This is the simplest way to ensure you won’t incur any extra charges. If there are none nearby, check the back of your debit card to see if any other ATM networks are listed. You can also download your bank’s app to use an ATM locator. It’s a quick and easy way to find a no-fee ATM — plus, it’s usually free.

The Largest ATM Networks

Some of the most common ATM networks include Allpoint, MoneyPass, and Co-op Solutions. Allpoint, for example, has 55,000 ATMs in the U.S. and ATMs in Canada, Puerto Rico, the U.K., Australia, and Mexico.

So, you can enjoy fee-free cash in some popular international destinations as long as your bank or credit union participates. MoneyPass is only found in the U.S. and Puerto Rico. It’s in many convenient locations, including Walmart.

Co-op is a similar service that focuses on credit union members. It has more than 30,000 ATMs and 5,000 shared branches throughout the nation. Participating credit union members can easily access fee-free money just about wherever they are.
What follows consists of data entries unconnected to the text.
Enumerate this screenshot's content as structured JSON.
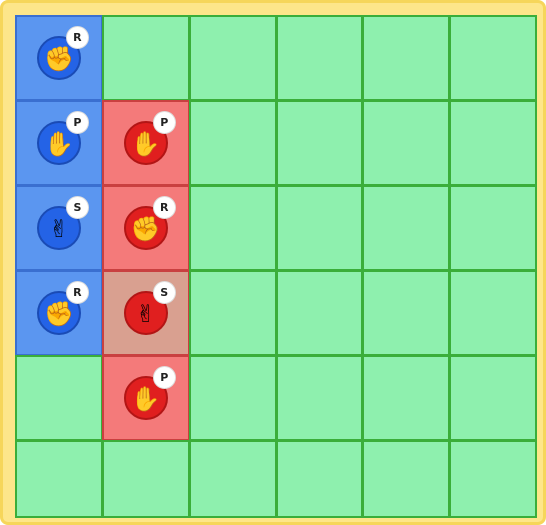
{
  "board": {
    "rows": 6,
    "cols": 6,
    "cells": [
      [
        {
          "t": "blue",
          "k": "R"
        },
        {
          "t": "empty"
        },
        {
          "t": "empty"
        },
        {
          "t": "empty"
        },
        {
          "t": "empty"
        },
        {
          "t": "empty"
        }
      ],
      [
        {
          "t": "blue",
          "k": "P"
        },
        {
          "t": "red",
          "k": "P"
        },
        {
          "t": "empty"
        },
        {
          "t": "empty"
        },
        {
          "t": "empty"
        },
        {
          "t": "empty"
        }
      ],
      [
        {
          "t": "blue",
          "k": "S"
        },
        {
          "t": "red",
          "k": "R"
        },
        {
          "t": "empty"
        },
        {
          "t": "empty"
        },
        {
          "t": "empty"
        },
        {
          "t": "empty"
        }
      ],
      [
        {
          "t": "blue",
          "k": "R"
        },
        {
          "t": "mix",
          "k": "S"
        },
        {
          "t": "empty"
        },
        {
          "t": "empty"
        },
        {
          "t": "empty"
        },
        {
          "t": "empty"
        }
      ],
      [
        {
          "t": "empty"
        },
        {
          "t": "red",
          "k": "P"
        },
        {
          "t": "empty"
        },
        {
          "t": "empty"
        },
        {
          "t": "empty"
        },
        {
          "t": "empty"
        }
      ],
      [
        {
          "t": "empty"
        },
        {
          "t": "empty"
        },
        {
          "t": "empty"
        },
        {
          "t": "empty"
        },
        {
          "t": "empty"
        },
        {
          "t": "empty"
        }
      ]
    ]
  },
  "pieces": {
    "R": {
      "label": "R",
      "glyph": "✊",
      "icon": "rock-fist-icon"
    },
    "P": {
      "label": "P",
      "glyph": "✋",
      "icon": "paper-hand-icon"
    },
    "S": {
      "label": "S",
      "glyph": "✌",
      "icon": "scissors-hand-icon"
    }
  },
  "colors": {
    "board_bg": "#fde68a",
    "empty_cell": "#8ef0ae",
    "blue_team": "#2463e6",
    "red_team": "#e01f1f"
  }
}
Ask your bank or credit union where you have your checking account if they participate in any of these ATM networks. If they don’t, and you frequently use ATMs, it might be time to open a new bank account.

Final Thoughts

ATM fees can be especially high when traveling abroad. So, having a bank account like the Charles Schwab Investor Checking or SoFi Money can result in a lot of savings. Not to mention, some of them act as savings accounts and have similar interest rates, so you can actually earn money too.

ATM fee reimbursement isn’t the only feature you should consider when choosing a checking account. However, it could be the most important if you frequent ATMs often.

1. Out-of-network ATM withdrawal fees may apply with Chime except at MoneyPass ATMs in a 7-Eleven, or any Allpoint or Visa Plus Alliance ATM.

Lauren Ward
Meet the author

Lauren is a personal finance writer who strives to equip readers with the knowledge to achieve their financial objectives. She has over a decade of experience and a Bachelor's degree in Japanese from Georgetown University.